Week 2 of the course will cover research on the relationship between marriage and happiness, so stay tuned for more on this topic. And keep an eye out on this page for more findings from our survey.
|Simple test can help detect Alzheimer's before dementia signs show, study shows
||A simple test that combines thinking and movement can help to detect heightened risk for developing Alzheimer's disease in a person, even before there are any telltale behavioural signs of dementia, researchers report, adding that the findings don't predict who will develop Alzheimer's disease, but they do show there is something different in the brains of those who go on to be diagnosed with Alzheimer's.
|Are Our Fantasies Universal?
||How universal are our fantasies?
|Are We a Childist Society?

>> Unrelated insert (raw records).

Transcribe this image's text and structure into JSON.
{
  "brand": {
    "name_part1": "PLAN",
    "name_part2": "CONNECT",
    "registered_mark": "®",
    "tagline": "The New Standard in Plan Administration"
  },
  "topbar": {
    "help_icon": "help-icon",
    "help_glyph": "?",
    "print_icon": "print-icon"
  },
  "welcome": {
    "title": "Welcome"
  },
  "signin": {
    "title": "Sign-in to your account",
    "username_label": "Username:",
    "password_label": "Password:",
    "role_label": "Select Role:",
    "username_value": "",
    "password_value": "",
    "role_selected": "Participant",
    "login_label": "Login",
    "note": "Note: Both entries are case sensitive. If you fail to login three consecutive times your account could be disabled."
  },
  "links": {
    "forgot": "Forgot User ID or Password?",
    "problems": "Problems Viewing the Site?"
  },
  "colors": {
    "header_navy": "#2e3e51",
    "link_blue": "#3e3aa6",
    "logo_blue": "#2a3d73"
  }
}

||What we need, according to two recent books, is an entirely new attitude toward children. Both books point to engrained notions about children that view them as a subservient class in the same way as we Americans once viewed slaves, and both show how these attitudes cause harm to children...
|How Memories Can Be Genetically Passed Down Through The Generations

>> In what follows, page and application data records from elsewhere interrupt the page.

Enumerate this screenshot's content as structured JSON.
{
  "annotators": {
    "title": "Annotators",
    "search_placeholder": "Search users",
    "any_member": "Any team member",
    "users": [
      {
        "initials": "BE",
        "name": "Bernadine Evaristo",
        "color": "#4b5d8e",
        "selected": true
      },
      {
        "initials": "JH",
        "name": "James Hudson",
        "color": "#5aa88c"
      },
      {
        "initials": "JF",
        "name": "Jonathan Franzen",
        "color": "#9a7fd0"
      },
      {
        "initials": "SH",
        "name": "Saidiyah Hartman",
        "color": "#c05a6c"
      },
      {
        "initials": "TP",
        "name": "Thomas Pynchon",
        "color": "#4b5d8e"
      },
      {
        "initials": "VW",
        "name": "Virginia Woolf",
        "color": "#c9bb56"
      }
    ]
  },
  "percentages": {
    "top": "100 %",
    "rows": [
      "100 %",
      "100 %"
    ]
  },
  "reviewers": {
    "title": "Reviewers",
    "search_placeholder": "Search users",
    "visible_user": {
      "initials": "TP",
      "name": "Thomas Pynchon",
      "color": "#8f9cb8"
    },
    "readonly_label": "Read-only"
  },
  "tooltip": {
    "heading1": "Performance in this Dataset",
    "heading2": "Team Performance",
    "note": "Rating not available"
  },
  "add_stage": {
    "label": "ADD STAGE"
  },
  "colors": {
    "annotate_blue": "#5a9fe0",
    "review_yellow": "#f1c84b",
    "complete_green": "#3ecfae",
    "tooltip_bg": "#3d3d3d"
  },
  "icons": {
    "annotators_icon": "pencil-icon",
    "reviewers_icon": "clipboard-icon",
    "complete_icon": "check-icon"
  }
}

'Memories' can be passed down through genetic code from one generation to the next.
Dr Jeremy Dean is a psychologist and author of PsyBlog. His latest book is
"Making Habits, Breaking Habits: How to Make Changes That Stick"
Related articles:Fearful ‘Memories’ Passed Between Generations Through Genetic Code
Childhood Amnesia: The Age at Which Our Earliest Memories Fade
Autism Related to Lipid Levels During Pregnancy
How the Brain Stores Memories
A Better Way to Cope With Persistent Bad Memories
|Is Depression an Addiction?
||One of the chapters of my memoir, Beyond Blue, is called “The Least Harmful Addiction.” I explain that willpower is, regrettably, a finite thing. We have a limited amount, so we must preserve it for the most harmful addictions we have (i.e., when desperate, we should inhale chocolate truffles over...
|ADHD Coaching: Everything You Always Wanted to Know But
||I’ve been sharing a few updates about my ADHD coaching experience here at my blog. Now, it’s your turn! Mark Jones, from Anchored Awareness Coaching, has offered up his time and experience to present a webinar for us this Monday, September 22 at 7 p.m. ET to talk about ADHD...
|Sibling bullying linked with later mental health disorders
||A new study has found that children who revealed they had been bullied by their brothers or sisters several times a week or more during early adolescence were twice as likely to report being clinically depressed as young adults.
|Problems with Bargh’s definition of unconscious
||I have a new paper out in Frontiers in Psychology: The perspectival shift: how experiments on unconscious processing don’t justify the claims made for them. There has been ongoing consternation about the reliability of some psychology research, particularly studies which make claims about unconscious (social) priming. However, even if we assume that the empirical results […]
|Brain uses three perceptual parameters to recognize 'gloss'
||The brain uses three perceptual parameters, the contrast-of-highlight, sharpness-of-highlight, or brightness of the object, as parameters when the brain recognizes a variety of glosses, researchers have discovered. They also found that different parameters are represented by different populations of neurons.
|Mitochondria's role in neurodegenerative diseases clearer thanks to mouse study
||A new study sheds light on a longstanding question about the role of mitochondria in debilitating and fatal motor neuron diseases and resulted in a new mouse model to study such illnesses. Mitochondria are organelles -- compartments contained inside cells -- that serve several functions, including making ATP, a nucleotide that cells convert into chemical energy to stay alive. For this reason mitochondria often are called "cellular power plants."